Like PMP's Regular loan product, the Premium is a group loan, but it is the organization's largest loan ever offered, with a longer term, less frequent payments, and lower interest rate. The loan is targeted at (and limited to) PMP's longer-term, more successful microentrepreneur borrowers—a bigger loan to meet the needs of bigger borrowers.
A Move to Retain the "Good Clients"
PMP's Premium loan is part of a trend among MFIs to offer new loan products for clients whose growing business needs can no longer be satisfied by the terms of conventional group loan products (cf. Nelson, et al., 1996). Underlying this trend is the potentiality that significant numbers of clients will leave their original MFIs behind to seek larger loans with commercial competitors—in a word, "graduate" to another institution. The Premium is designed to raise the credit ceiling at the original MFI and retain some portion of these "good clients," who tend to be more profitable to serve and thus beneficial to the MFI's portfolio.
A Closer Look at Use Patterns
Overwhelmingly, our investigation found that the Premium loan was just one part of the broad credit and cash-management strategies for these borrowers. On average, Premium clients had taken out five or six separate loans over the past year from a variety of sources. In other words, many clients continued to take PMP's other (smaller) loans in addition to the Premium, even though the Premium was ostensibly meant to replace those. They also took out a multitude of overlapping loans from other MFIs, banks, and non-bank commercial lenders. In total, two-thirds had taken a loan from a PMP competitor in the past year.
Some key figures tell the story: Premium loans used by clients in the past year comprised, on average, less than one-third of their total credit port- folio. Nearly 40 percent of the credit overall came from sources other than PMP. Perhaps most striking of all, a significant subpopulation had loans with commercial competitors that dwarfed all of their PMP loans in scale, up to 10 times larger—yet they retained the smaller PMP loans.
The most common stated reason for sticking with PMP? The social capital of clients' loan groups (cf. Mosley and Verschoor, 2005; Woolcock, 1998), which they missed with larger loans, as these tended to be individual loans.
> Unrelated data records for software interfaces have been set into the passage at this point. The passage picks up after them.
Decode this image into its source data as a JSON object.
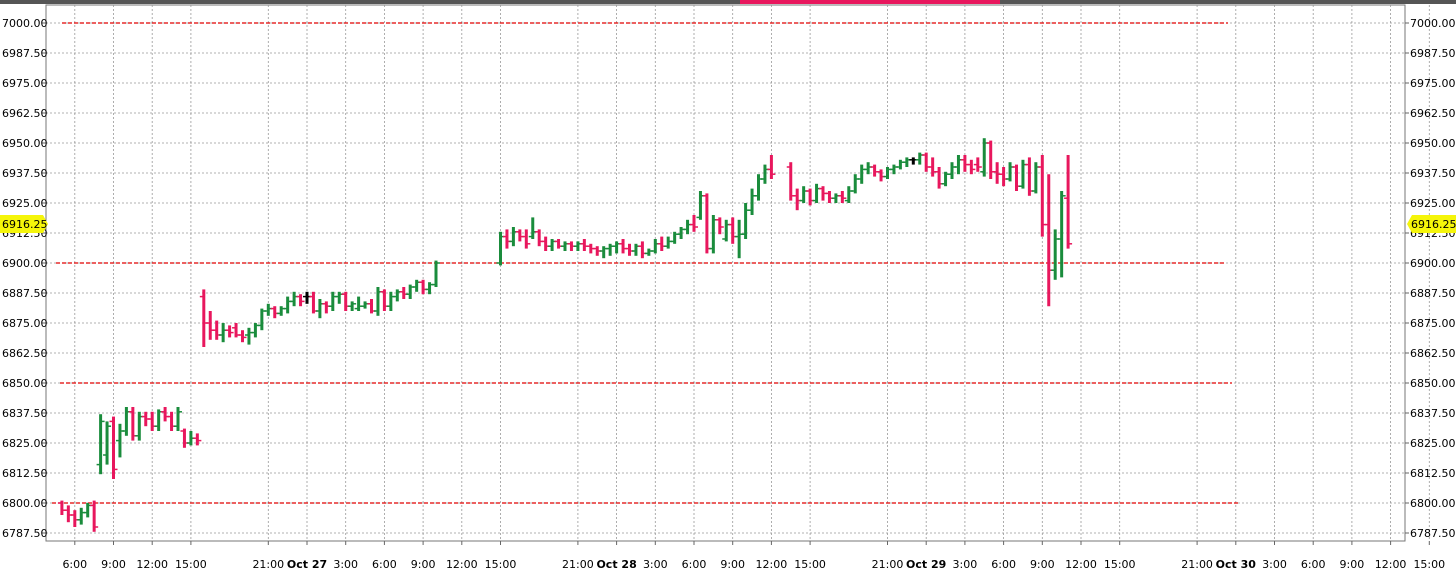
{
  "chart_data": {
    "type": "ohlc",
    "y_ticks": [
      "7000.00",
      "6987.50",
      "6975.00",
      "6962.50",
      "6950.00",
      "6937.50",
      "6925.00",
      "6912.50",
      "6900.00",
      "6887.50",
      "6875.00",
      "6862.50",
      "6850.00",
      "6837.50",
      "6825.00",
      "6812.50",
      "6800.00",
      "6787.50"
    ],
    "ylim": [
      6781,
      7004
    ],
    "x_tick_labels": [
      {
        "label": "6:00",
        "bold": false
      },
      {
        "label": "9:00",
        "bold": false
      },
      {
        "label": "12:00",
        "bold": false
      },
      {
        "label": "15:00",
        "bold": false
      },
      {
        "label": "21:00",
        "bold": false
      },
      {
        "label": "Oct 27",
        "bold": true
      },
      {
        "label": "3:00",
        "bold": false
      },
      {
        "label": "6:00",
        "bold": false
      },
      {
        "label": "9:00",
        "bold": false
      },
      {
        "label": "12:00",
        "bold": false
      },
      {
        "label": "15:00",
        "bold": false
      },
      {
        "label": "21:00",
        "bold": false
      },
      {
        "label": "Oct 28",
        "bold": true
      },
      {
        "label": "3:00",
        "bold": false
      },
      {
        "label": "6:00",
        "bold": false
      },
      {
        "label": "9:00",
        "bold": false
      },
      {
        "label": "12:00",
        "bold": false
      },
      {
        "label": "15:00",
        "bold": false
      },
      {
        "label": "21:00",
        "bold": false
      },
      {
        "label": "Oct 29",
        "bold": true
      },
      {
        "label": "3:00",
        "bold": false
      },
      {
        "label": "6:00",
        "bold": false
      },
      {
        "label": "9:00",
        "bold": false
      },
      {
        "label": "12:00",
        "bold": false
      },
      {
        "label": "15:00",
        "bold": false
      },
      {
        "label": "21:00",
        "bold": false
      },
      {
        "label": "Oct 30",
        "bold": true
      },
      {
        "label": "3:00",
        "bold": false
      },
      {
        "label": "6:00",
        "bold": false
      },
      {
        "label": "9:00",
        "bold": false
      },
      {
        "label": "12:00",
        "bold": false
      },
      {
        "label": "15:00",
        "bold": false
      }
    ],
    "current_price": "6916.25",
    "horizontal_levels": [
      7000,
      6900,
      6850,
      6800
    ],
    "grid": true,
    "colors": {
      "up": "#1a8c3c",
      "down": "#e8175d",
      "neutral": "#000000",
      "level": "#e00000",
      "price_tag": "#f5f50a",
      "grid": "#999999"
    },
    "bar_interval_hours": 0.5,
    "segments": [
      {
        "start": "Oct 26 05:00",
        "bars": [
          [
            6800,
            6801,
            6795,
            6797
          ],
          [
            6797,
            6799,
            6792,
            6795
          ],
          [
            6795,
            6797,
            6790,
            6793
          ],
          [
            6793,
            6798,
            6791,
            6796
          ],
          [
            6796,
            6800,
            6794,
            6799
          ],
          [
            6799,
            6801,
            6788,
            6790
          ],
          [
            6816,
            6837,
            6812,
            6834
          ],
          [
            6820,
            6834,
            6816,
            6832
          ],
          [
            6834,
            6836,
            6810,
            6814
          ],
          [
            6826,
            6833,
            6819,
            6830
          ],
          [
            6830,
            6840,
            6828,
            6838
          ],
          [
            6838,
            6840,
            6826,
            6828
          ],
          [
            6828,
            6838,
            6826,
            6836
          ],
          [
            6836,
            6838,
            6832,
            6835
          ],
          [
            6835,
            6838,
            6830,
            6832
          ],
          [
            6832,
            6839,
            6830,
            6838
          ],
          [
            6838,
            6840,
            6834,
            6836
          ],
          [
            6836,
            6838,
            6830,
            6832
          ],
          [
            6832,
            6840,
            6830,
            6838
          ],
          [
            6830,
            6831,
            6823,
            6825
          ],
          [
            6825,
            6830,
            6824,
            6827
          ],
          [
            6827,
            6829,
            6824,
            6826
          ]
        ]
      },
      {
        "start": "Oct 26 16:00",
        "bars": [
          [
            6886,
            6889,
            6865,
            6875
          ],
          [
            6875,
            6880,
            6868,
            6872
          ],
          [
            6872,
            6876,
            6868,
            6870
          ],
          [
            6870,
            6875,
            6867,
            6872
          ],
          [
            6872,
            6874,
            6869,
            6871
          ],
          [
            6873,
            6875,
            6869,
            6870
          ],
          [
            6870,
            6872,
            6867,
            6869
          ],
          [
            6870,
            6873,
            6866,
            6871
          ],
          [
            6871,
            6875,
            6869,
            6874
          ],
          [
            6874,
            6881,
            6872,
            6880
          ],
          [
            6880,
            6883,
            6878,
            6881
          ],
          [
            6881,
            6882,
            6877,
            6879
          ],
          [
            6879,
            6882,
            6878,
            6881
          ],
          [
            6881,
            6886,
            6879,
            6884
          ],
          [
            6884,
            6888,
            6882,
            6886
          ],
          [
            6886,
            6887,
            6882,
            6884
          ],
          [
            6886,
            6888,
            6883,
            6886
          ],
          [
            6886,
            6888,
            6879,
            6880
          ],
          [
            6880,
            6885,
            6877,
            6883
          ],
          [
            6883,
            6884,
            6879,
            6882
          ],
          [
            6882,
            6888,
            6880,
            6886
          ],
          [
            6886,
            6888,
            6883,
            6887
          ],
          [
            6887,
            6888,
            6880,
            6882
          ],
          [
            6882,
            6884,
            6880,
            6883
          ],
          [
            6881,
            6886,
            6880,
            6882
          ],
          [
            6882,
            6884,
            6881,
            6883
          ],
          [
            6883,
            6885,
            6879,
            6880
          ],
          [
            6880,
            6890,
            6878,
            6888
          ],
          [
            6888,
            6889,
            6880,
            6882
          ],
          [
            6882,
            6888,
            6880,
            6886
          ],
          [
            6886,
            6889,
            6884,
            6888
          ],
          [
            6888,
            6890,
            6885,
            6887
          ],
          [
            6887,
            6891,
            6885,
            6890
          ],
          [
            6890,
            6893,
            6888,
            6892
          ],
          [
            6892,
            6893,
            6887,
            6889
          ],
          [
            6889,
            6892,
            6887,
            6891
          ],
          [
            6891,
            6901,
            6890,
            6900
          ]
        ]
      },
      {
        "start": "Oct 27 15:00",
        "bars": [
          [
            6900,
            6913,
            6899,
            6911
          ],
          [
            6911,
            6914,
            6906,
            6909
          ],
          [
            6909,
            6915,
            6907,
            6913
          ],
          [
            6913,
            6914,
            6909,
            6911
          ],
          [
            6911,
            6914,
            6906,
            6908
          ],
          [
            6911,
            6919,
            6910,
            6913
          ],
          [
            6913,
            6914,
            6907,
            6909
          ],
          [
            6909,
            6911,
            6905,
            6907
          ],
          [
            6907,
            6910,
            6905,
            6909
          ],
          [
            6909,
            6910,
            6906,
            6907
          ],
          [
            6907,
            6909,
            6905,
            6908
          ],
          [
            6908,
            6909,
            6905,
            6907
          ],
          [
            6907,
            6909,
            6905,
            6908
          ],
          [
            6908,
            6910,
            6905,
            6907
          ],
          [
            6907,
            6908,
            6904,
            6906
          ],
          [
            6906,
            6907,
            6903,
            6905
          ],
          [
            6905,
            6907,
            6902,
            6906
          ],
          [
            6906,
            6908,
            6903,
            6907
          ],
          [
            6907,
            6909,
            6904,
            6908
          ],
          [
            6908,
            6910,
            6904,
            6906
          ],
          [
            6906,
            6908,
            6903,
            6905
          ],
          [
            6905,
            6908,
            6903,
            6907
          ],
          [
            6907,
            6909,
            6902,
            6904
          ],
          [
            6904,
            6906,
            6903,
            6905
          ],
          [
            6905,
            6910,
            6904,
            6908
          ],
          [
            6908,
            6911,
            6905,
            6907
          ],
          [
            6907,
            6911,
            6906,
            6909
          ],
          [
            6909,
            6913,
            6908,
            6912
          ],
          [
            6912,
            6915,
            6910,
            6914
          ],
          [
            6914,
            6918,
            6912,
            6916
          ],
          [
            6916,
            6920,
            6913,
            6915
          ],
          [
            6919,
            6930,
            6918,
            6928
          ],
          [
            6928,
            6929,
            6904,
            6906
          ],
          [
            6906,
            6920,
            6904,
            6918
          ],
          [
            6918,
            6919,
            6912,
            6915
          ],
          [
            6910,
            6918,
            6909,
            6916
          ],
          [
            6916,
            6919,
            6908,
            6911
          ],
          [
            6911,
            6918,
            6902,
            6912
          ],
          [
            6912,
            6925,
            6910,
            6922
          ],
          [
            6922,
            6931,
            6920,
            6928
          ],
          [
            6928,
            6937,
            6926,
            6935
          ],
          [
            6935,
            6941,
            6933,
            6939
          ],
          [
            6939,
            6945,
            6935,
            6937
          ]
        ]
      },
      {
        "start": "Oct 28 13:30",
        "bars": [
          [
            6940,
            6942,
            6926,
            6928
          ],
          [
            6928,
            6931,
            6922,
            6926
          ],
          [
            6926,
            6932,
            6925,
            6930
          ],
          [
            6930,
            6931,
            6924,
            6926
          ],
          [
            6926,
            6933,
            6925,
            6931
          ],
          [
            6931,
            6932,
            6926,
            6929
          ],
          [
            6929,
            6930,
            6925,
            6927
          ],
          [
            6927,
            6929,
            6925,
            6928
          ],
          [
            6928,
            6930,
            6925,
            6927
          ],
          [
            6926,
            6932,
            6925,
            6930
          ],
          [
            6930,
            6937,
            6929,
            6935
          ],
          [
            6935,
            6941,
            6933,
            6939
          ],
          [
            6939,
            6942,
            6937,
            6940
          ],
          [
            6940,
            6941,
            6936,
            6938
          ],
          [
            6938,
            6939,
            6934,
            6936
          ],
          [
            6936,
            6940,
            6935,
            6939
          ],
          [
            6939,
            6941,
            6937,
            6940
          ],
          [
            6940,
            6943,
            6939,
            6942
          ],
          [
            6942,
            6944,
            6940,
            6943
          ],
          [
            6943,
            6944,
            6941,
            6943
          ],
          [
            6943,
            6946,
            6941,
            6945
          ],
          [
            6945,
            6946,
            6938,
            6940
          ],
          [
            6940,
            6944,
            6936,
            6938
          ],
          [
            6938,
            6940,
            6931,
            6933
          ],
          [
            6933,
            6938,
            6932,
            6937
          ],
          [
            6937,
            6942,
            6935,
            6940
          ],
          [
            6940,
            6945,
            6937,
            6943
          ],
          [
            6943,
            6945,
            6938,
            6941
          ],
          [
            6941,
            6943,
            6937,
            6939
          ],
          [
            6941,
            6944,
            6938,
            6940
          ],
          [
            6938,
            6952,
            6936,
            6950
          ],
          [
            6950,
            6951,
            6935,
            6938
          ],
          [
            6938,
            6942,
            6933,
            6937
          ],
          [
            6937,
            6940,
            6932,
            6935
          ],
          [
            6935,
            6942,
            6934,
            6940
          ],
          [
            6940,
            6941,
            6930,
            6932
          ],
          [
            6932,
            6943,
            6931,
            6941
          ],
          [
            6941,
            6944,
            6928,
            6930
          ],
          [
            6930,
            6942,
            6929,
            6940
          ],
          [
            6940,
            6945,
            6911,
            6916
          ],
          [
            6916,
            6937,
            6882,
            6897
          ],
          [
            6897,
            6914,
            6893,
            6910
          ],
          [
            6910,
            6930,
            6894,
            6928
          ],
          [
            6927,
            6945,
            6906,
            6908
          ]
        ]
      }
    ]
  }
}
Clients generally explained social capital in terms of friendships and mutual support, personal and professional, developed within their loan groups. It should be noted that PMP was one of the first microfinance institutions to set up shop in southern Peru and has built a solid reputation for serving low-income clients with both credit and education programs. For clients, this has meant an abundance of time and a venerated space for the social capital relationships to grow and flourish. Clients second most common stated reason for sticking with PMP: habit. They had been with PMP for many years and had no intention of stopping now. Again, we note that PMP is one of the oldest players on southern Peru's microfinance landscape, and habits become more ingrained over time.
Many MFIs have assumed that clients with large capital needs and access to much larger loans with competitors will pursue those larger loans while dropping the smaller ones at the original institution. This loan was PMP's attempt to counter that perceived trend by segment- ing their market and holding on to these successful and experienced clients.
Our study complicates "graduation" and countermeasures like the Premium loan because many of the best clients in fact "graduated" in the conventional sense (i.e. became eligible for larger loans with competitors, and successfully pursued them), but they retained the smaller loans with PMP and other lenders. For this group, it was not a question of small group loan or larger individual loan. Many wanted a mix— group loans and individual loans—and they achieved this mix, reaping the perceived value of each.
Ultimately, these findings suggest that a growing loan to meet the growing needs of prosperous clients may be missing the point. The drivers of client decision-making may be intangible factors, like social capital. MFIs that understand and recognize these subtleties may be best positioned to retain the "good clients."
Finally, the study raises other issues that might be taken up in future studies, such as whether poorer, unbanked clients are denied access to PMP's credit when better-off clients continue to snap up the Regular loans along with their Premium loans.